asked the Minister of Labour if he will make a statement on the reasons which led to the dismissal of a machine room employee from the Glasgow staff of D. C. Thomson & Company, newspaper proprietors, Dundee; and what steps he is taking to deal with the trade dispute which has developed as a consequence of the dismissal.
As regards the first part of the Question, I am afraid I am not in possession of agreed views. The firm informs me that the man over whom the present difficulty at Glasgow arose was not dismissed but left the firm's employment. The other men involved also left their employment.
On the other hand, the union in communication to me and in public statements have declared that the man was dismissed without reason and that the other men, with the support of the union, have withdrawn their labour as a challenge to the authority of the firm in denying any workers employed by them the right to join a trade union if they choose. They have declared that there will be a full resumption of work immediately the non-union condition of labour is withdrawn.
As regards the second part of the Question, my officers have discussed with the firm in what way the Department can be of assistance in helping to resolve this dispute, but the firm do not feel that any attempt at conciliation would serve a useful purpose. My Department's services are, of course, available at all times if they can be of assistance and the firm have been so informed.
Will the right hon. and learned Gentleman answer one or two further points? If the firm seeks to evade any of the conditions contained in the Notification of Vacancies Order which he imposed last November, will appropriate action be taken against it? Secondly, will the right hon. and learned Gentleman assure us that the Order will not be used solely against employed persons?
Might I give the second assurance at once?

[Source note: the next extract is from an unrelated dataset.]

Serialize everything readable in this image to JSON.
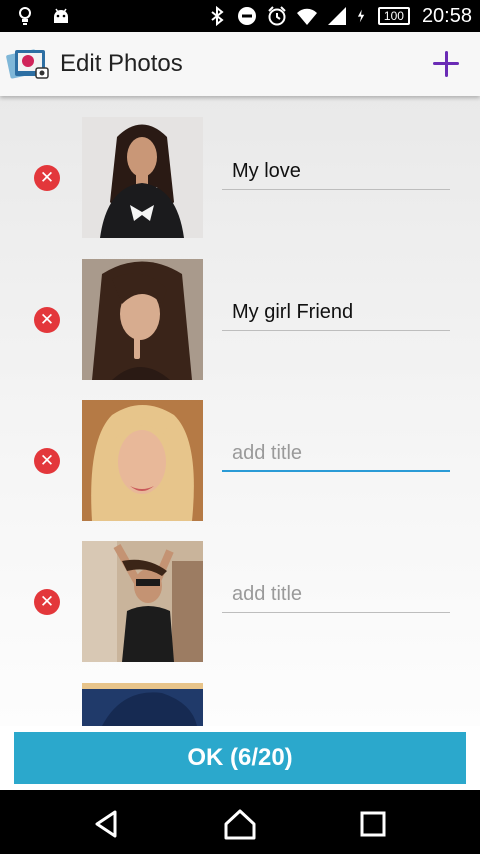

Certainly it is not going to be so used. With regard to the first part of the supplementary question, if cases of evasion of the conditions of the Order are brought to my notice, I shall take appropriate action.
The first thing I would say to the right hon. Gentleman is that this anachronism, as he has described it, has been going on for some 25 years and that I cannot be responsible for all of it. I appreciate that it is a matter upon which strong views are held, but, if my Department is to help, the less I say at this stage the better.
Under the Notification of Vacancies Order, is not this firm now bound to get new employees from the employment exchange? One of the points made by the firm is that any person desiring work with it must sign a document to the effect that he will not have anything to do with trade unions. If the manager at the employment exchange informs a person that there is a vacancy at Thomson's and that person is refused the employment because he is a trade unionist, does not that constitute an offence under the Order?
I do not think the hon. Gentleman is suggesting that there would be an offence as the matter stands at present. As to any alteration in the existing law, I should not like to make a pronouncement now.
Is the Minister aware that he has been quite misled by that statement of the firm that this man left of his own accord, and that investigation would prove their statement to be inaccurate; is he further aware that all the trade unions in this matter are asking is, not for recognition, but merely that the men should be free to join a trade union if they so wish; is he further aware, so far as Mr. Thomson is concerned, of what the present Prime Minister said about this gentleman in a public speech in Dundee some time back, when he said:
He is a narrow, bitter, unreasonable being, eaten up with his own conceit, consumed with his own petty arrogance, pursued from day to day and year to year by an unreasonable bee in his bonnet
and that this gentleman, with this bee buzzing in his bonnet, will get badly stung if he continues as he is doing?